Background: Growth impairment was previously described in milk-allergic children but was not examined in adults on reaching final height. Objectives: To investigate the dietary intake and final stature of young adults with IgE-mediated cow's milk allergy (IgE-CMA) as compared with nonallergic controls. Methods: Eighty-seven patients with IgE-CMA, median age 19.5 years (interquartile range [IQR], 17.3-22.7), and 36 control participants without food allergies, median age 22.7 years (IQR, 18.9-26.1), were studied. Anthropometric and nutritional data were collected. Age and gender z-scores were determined according to the Centers for Disease Control and Prevention growth charts. Nutrient intake assessment was based on dietary records. Individuals with conditions or treatments affecting bone metabolism or growth, other than asthma, were excluded. Results: Mean values of height z-scores were significantly reduced in CMA subjects compared with controls (−0.64 ± 0.9 vs −0.04 ± 0.7, P =.001). In contrast, no differences were found between the 2 groups in weight and body mass index z-scores. Patients with CMA had significantly lower intake of protein, and several essential vitamins (A, B12, and riboflavin) and minerals (calcium, potassium, phosphorus, magnesium, and zinc) compared with controls (P <.05), but the intakes of calories, carbohydrate, and fat were not significantly different between the 2 groups. Differences between actual and expected (based on midparental height) height z-scores were comparable in CMA subjects with or without asthma and between those with and without additional food allergies. Conclusions: Young adults who have CMA from infancy are at risk of not reaching their growth potential. Growth and nutritional monitoring and appropriate dietary intervention are of particular importance in these at-risk individuals.

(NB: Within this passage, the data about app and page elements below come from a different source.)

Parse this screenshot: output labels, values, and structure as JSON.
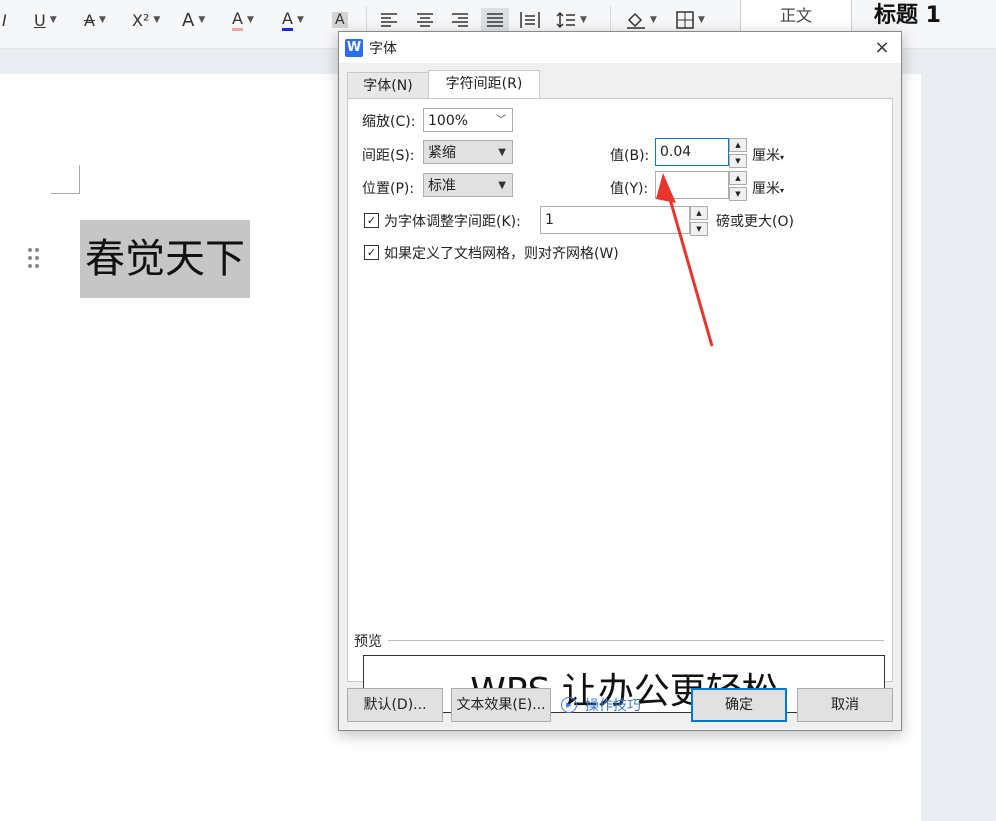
{
  "toolbar": {
    "italic": "I",
    "underline": "U",
    "strike": "A",
    "superscript": "X²",
    "outline": "A",
    "highlight": "A",
    "fontcolor": "A",
    "charshade": "A",
    "style_zw": "正文",
    "style_h1": "标题 1"
  },
  "document": {
    "text": "春觉天下"
  },
  "dialog": {
    "title": "字体",
    "app_icon": "W",
    "close": "×",
    "tabs": [
      {
        "label": "字体(N)"
      },
      {
        "label": "字符间距(R)"
      }
    ],
    "scale": {
      "label": "缩放(C):",
      "value": "100%"
    },
    "spacing": {
      "label": "间距(S):",
      "value": "紧缩",
      "value_label": "值(B):",
      "amount": "0.04",
      "unit": "厘米"
    },
    "position": {
      "label": "位置(P):",
      "value": "标准",
      "value_label": "值(Y):",
      "amount": "",
      "unit": "厘米"
    },
    "kerning": {
      "label": "为字体调整字间距(K):",
      "value": "1",
      "suffix": "磅或更大(O)"
    },
    "grid": {
      "label": "如果定义了文档网格，则对齐网格(W)"
    },
    "preview": {
      "label": "预览",
      "text": "WPS 让办公更轻松"
    },
    "buttons": {
      "default": "默认(D)...",
      "text_effects": "文本效果(E)...",
      "tips": "操作技巧",
      "ok": "确定",
      "cancel": "取消"
    }
  },
  "colors": {
    "accent": "#0078d7",
    "arrow": "#e8352e",
    "tips": "#3a7bd5"
  }
}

|Original language||American English|
|Number of pages||7|
|Journal||Journal of Allergy and Clinical Immunology: In Practice|
|State||Published - Feb 2019|
Bibliographical noteFunding Information:
M. R. Goldberg is supported by a Kamea grant from the Ministry of Health, Israel. The authors would like to thank Dr. Aliza Stark for her help in manuscript editing, and to Dr. Hillary Voet for her help in the statistical analysis.
M. R. Goldberg is funded by a Kamea grant from the Ministry of Health, Israel.
© 2018 American Academy of Allergy, Asthma & Immunology
- Midparental height
- Milk allergy